“I think there’s a lot of people who haven’t been given enough to vote for,” Hughes said. “Before I even heard who was running and what they were saying, I decided my campaign is going to be something to vote for.”

In addition to addressing the controversies raised by recent press coverage, the three candidates shared with The Daily their plans for Ward 1. While the candidates emphasize similar issues, they clash on specifics.

One major focus of the Ward 1 City Council race has been affordable housing. Hughes has centered his campaign around the issue, claiming Ann Arbor is losing valuable diversity because of its high cost of living.

“I think that we’re losing the diversity that makes Ann Arbor an interesting place,” Hughes said. “Having a diverse community just has benefits that are difficult to predict and difficult to quantify.”

According to Hughes, there are two common approaches to making housing more affordable, neither of which he believes is sufficient. He said cities, Ann Arbor included, often trust the free market, allowing new luxury lofts to be constructed in the hopes that housing costs will eventually fall. Cities might also use building contracts to extract concessions from developers, a tactic Hughes said doesn’t go far enough.

Hughes has proposed using a city income tax to fund city-owned housing, which Ann Arbor will run like a landlord, except without the goal of extracting profit. He said he has never seen the idea proposed before and would like to hear more from Hayner and Ginyard on the issue.

“The most interesting thing I’d like to see from either of them is to see a specific plan about affordable housing or a reaction to my proposal,” Hughes said.

Hayner’s platform strongly emphasizes environmental protections and land use policies. Ginyard highlights infrastructure and public services. Like Hughes, the two Democrats also hope to address the affordable housing crisis. Ginyard said he wants to use revenue from the sale of the Library Lot to fund affordable housing, and criticized Hayner for not pushing the deal.

“Mr. Hayner claims to support affordable housing but as we know affordable housing needs funding,” Ginyard wrote. “Mr. Hayner stated in our debate that he thinks the voters will decide whether or not the sale of the Library Lot will go through. That sale, which would put $5m into the City’s affordable-housing fund, is an important way to raise resources for affordable housing without continuously raising taxes.”

The candidates also differ in their opinions on the politics of Kailasapathy, the outgoing Ward 1 representative who has backed Hayner’s campaign.
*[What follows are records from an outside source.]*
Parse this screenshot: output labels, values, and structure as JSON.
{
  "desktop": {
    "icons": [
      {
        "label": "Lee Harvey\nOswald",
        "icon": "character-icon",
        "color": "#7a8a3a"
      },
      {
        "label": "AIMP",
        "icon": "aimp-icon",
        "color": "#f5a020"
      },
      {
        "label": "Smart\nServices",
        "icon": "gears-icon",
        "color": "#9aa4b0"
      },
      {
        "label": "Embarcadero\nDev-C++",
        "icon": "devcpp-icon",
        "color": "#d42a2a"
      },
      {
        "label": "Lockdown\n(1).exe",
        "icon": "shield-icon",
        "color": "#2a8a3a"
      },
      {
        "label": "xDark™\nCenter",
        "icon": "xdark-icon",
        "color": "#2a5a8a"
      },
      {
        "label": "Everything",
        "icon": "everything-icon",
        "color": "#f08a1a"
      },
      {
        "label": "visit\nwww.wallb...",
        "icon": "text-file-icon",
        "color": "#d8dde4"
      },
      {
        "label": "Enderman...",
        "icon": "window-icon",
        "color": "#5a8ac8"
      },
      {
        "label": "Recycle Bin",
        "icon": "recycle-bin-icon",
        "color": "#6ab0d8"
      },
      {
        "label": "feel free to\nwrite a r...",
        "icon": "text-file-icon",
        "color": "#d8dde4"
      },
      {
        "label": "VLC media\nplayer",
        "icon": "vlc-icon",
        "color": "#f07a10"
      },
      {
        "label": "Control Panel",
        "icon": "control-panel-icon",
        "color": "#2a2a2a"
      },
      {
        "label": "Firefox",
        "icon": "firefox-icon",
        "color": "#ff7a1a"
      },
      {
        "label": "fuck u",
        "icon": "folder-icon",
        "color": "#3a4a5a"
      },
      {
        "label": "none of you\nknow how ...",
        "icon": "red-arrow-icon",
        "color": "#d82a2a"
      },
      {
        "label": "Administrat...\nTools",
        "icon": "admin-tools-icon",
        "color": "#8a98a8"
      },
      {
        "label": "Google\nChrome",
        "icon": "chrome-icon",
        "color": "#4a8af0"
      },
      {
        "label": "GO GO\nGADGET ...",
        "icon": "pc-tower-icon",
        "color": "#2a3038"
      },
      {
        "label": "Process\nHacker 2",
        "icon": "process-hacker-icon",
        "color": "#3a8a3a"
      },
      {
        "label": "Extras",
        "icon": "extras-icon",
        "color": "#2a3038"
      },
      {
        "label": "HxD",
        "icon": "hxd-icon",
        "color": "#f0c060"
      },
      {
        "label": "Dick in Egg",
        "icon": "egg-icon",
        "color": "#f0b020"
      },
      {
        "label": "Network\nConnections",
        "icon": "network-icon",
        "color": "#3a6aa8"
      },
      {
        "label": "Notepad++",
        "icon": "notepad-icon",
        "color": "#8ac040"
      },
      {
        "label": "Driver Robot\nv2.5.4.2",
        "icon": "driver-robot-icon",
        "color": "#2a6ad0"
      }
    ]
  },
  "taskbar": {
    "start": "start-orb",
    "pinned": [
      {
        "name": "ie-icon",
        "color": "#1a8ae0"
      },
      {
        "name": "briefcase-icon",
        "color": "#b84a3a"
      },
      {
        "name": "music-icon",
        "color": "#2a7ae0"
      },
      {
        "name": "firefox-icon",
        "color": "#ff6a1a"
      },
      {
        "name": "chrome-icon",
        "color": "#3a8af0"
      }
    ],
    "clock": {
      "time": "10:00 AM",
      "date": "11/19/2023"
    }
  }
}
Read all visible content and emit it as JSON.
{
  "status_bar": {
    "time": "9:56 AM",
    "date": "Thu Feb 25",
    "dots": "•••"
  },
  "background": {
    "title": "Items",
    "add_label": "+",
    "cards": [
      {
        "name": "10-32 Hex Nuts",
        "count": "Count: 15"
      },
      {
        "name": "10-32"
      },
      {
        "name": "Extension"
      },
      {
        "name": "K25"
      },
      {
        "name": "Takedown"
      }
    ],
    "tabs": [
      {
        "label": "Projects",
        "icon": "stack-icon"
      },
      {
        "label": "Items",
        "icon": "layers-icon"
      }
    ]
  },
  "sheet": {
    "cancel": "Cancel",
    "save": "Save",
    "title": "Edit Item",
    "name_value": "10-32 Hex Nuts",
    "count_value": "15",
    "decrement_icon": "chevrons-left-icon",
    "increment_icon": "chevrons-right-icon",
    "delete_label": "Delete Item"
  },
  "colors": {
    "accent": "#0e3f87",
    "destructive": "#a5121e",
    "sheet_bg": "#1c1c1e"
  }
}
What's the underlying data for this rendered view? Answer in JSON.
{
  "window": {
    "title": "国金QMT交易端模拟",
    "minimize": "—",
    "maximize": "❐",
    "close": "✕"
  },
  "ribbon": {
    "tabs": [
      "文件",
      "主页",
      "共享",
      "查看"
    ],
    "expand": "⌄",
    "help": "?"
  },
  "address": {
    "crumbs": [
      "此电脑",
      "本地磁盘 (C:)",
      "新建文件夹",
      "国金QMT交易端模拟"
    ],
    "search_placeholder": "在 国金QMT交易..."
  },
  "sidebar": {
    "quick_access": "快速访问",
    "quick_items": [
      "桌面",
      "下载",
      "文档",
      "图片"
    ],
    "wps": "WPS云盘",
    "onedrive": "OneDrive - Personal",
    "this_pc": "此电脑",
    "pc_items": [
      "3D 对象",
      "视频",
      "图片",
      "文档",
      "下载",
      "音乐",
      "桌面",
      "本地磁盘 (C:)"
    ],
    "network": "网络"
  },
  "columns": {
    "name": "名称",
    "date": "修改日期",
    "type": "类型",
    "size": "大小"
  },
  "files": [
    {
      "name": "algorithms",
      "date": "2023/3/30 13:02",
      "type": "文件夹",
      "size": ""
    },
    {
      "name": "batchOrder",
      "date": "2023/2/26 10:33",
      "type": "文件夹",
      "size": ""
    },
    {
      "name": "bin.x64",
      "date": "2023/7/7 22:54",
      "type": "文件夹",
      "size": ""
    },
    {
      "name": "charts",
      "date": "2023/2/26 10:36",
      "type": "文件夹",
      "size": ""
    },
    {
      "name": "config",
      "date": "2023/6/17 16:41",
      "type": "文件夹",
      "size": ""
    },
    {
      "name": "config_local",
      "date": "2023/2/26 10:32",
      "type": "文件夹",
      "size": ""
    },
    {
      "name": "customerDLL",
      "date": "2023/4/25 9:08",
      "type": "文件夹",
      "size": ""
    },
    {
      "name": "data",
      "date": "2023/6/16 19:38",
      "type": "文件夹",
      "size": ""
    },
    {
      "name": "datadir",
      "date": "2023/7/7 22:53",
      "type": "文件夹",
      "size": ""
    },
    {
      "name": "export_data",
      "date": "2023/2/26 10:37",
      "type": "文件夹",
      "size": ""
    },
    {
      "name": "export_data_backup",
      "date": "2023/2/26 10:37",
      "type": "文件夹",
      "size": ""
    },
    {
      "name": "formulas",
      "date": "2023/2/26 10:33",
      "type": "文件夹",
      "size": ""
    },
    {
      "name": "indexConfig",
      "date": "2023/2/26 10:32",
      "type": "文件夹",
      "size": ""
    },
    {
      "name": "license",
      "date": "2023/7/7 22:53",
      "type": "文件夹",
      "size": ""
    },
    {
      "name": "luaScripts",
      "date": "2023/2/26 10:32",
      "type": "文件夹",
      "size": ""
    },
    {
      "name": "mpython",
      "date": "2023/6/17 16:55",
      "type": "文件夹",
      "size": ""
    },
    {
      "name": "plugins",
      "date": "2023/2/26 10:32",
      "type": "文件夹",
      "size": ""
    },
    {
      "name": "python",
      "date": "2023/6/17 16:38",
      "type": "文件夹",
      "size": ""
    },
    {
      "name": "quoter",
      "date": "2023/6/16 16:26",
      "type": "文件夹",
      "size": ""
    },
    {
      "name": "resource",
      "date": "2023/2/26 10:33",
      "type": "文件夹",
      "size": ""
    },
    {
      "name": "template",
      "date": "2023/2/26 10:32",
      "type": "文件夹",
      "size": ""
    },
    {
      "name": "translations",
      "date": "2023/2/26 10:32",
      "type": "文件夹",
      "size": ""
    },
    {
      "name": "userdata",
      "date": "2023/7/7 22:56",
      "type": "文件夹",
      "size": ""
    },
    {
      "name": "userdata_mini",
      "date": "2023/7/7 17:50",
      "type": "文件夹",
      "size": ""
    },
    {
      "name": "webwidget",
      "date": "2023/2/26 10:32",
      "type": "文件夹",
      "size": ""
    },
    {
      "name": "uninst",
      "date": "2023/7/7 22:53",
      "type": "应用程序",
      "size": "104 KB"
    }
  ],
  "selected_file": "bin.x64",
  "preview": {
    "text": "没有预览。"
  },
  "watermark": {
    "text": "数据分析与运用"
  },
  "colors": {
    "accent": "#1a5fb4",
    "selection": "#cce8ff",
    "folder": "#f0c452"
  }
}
According to Hayner, the two have similar philosophies, especially regarding human rights. Hayner has been sitting in on the Ann Arbor Human Rights Commission, for which Kailasapathy is the City Council liaison, and he said they are both passionate about the Police Task Force's mission of police reform. Hayner added he and Kailasapathy agree on a number of budget-related issues.

Ginyard offered more criticism of Kailasapathy, saying he disagrees with her decision to sue the city over the Library Lot deal and opposes her stance on other local issues, like water rates.

“Ms. Kailasapathy opposed, and is in fact suing the city and the mayor over, the sale of the Library Lot,” Ginyard wrote. “I support that sale because it will put 5 million dollars into the affordable housing fund. She also opposed the council’s recent restructuring of city water rates which I support because under the previous system, renters were subsidizing water costs for people living in single-family homes. The new system asks single-family homes to pay their fair share of delivery costs and could make rentals more affordable if landlords pass the rate cut on to their tenants.”

Despite their disagreements, all three candidates said they are trying to run a clean campaign. Echoing the sentiments of the other aspiring Ward 1 representatives, Hayner said he has been trying to not spend his energy criticizing his opponents.

“I haven’t been playing any of that stuff up, because I’m running a positive campaign about my issues,” Hayner said.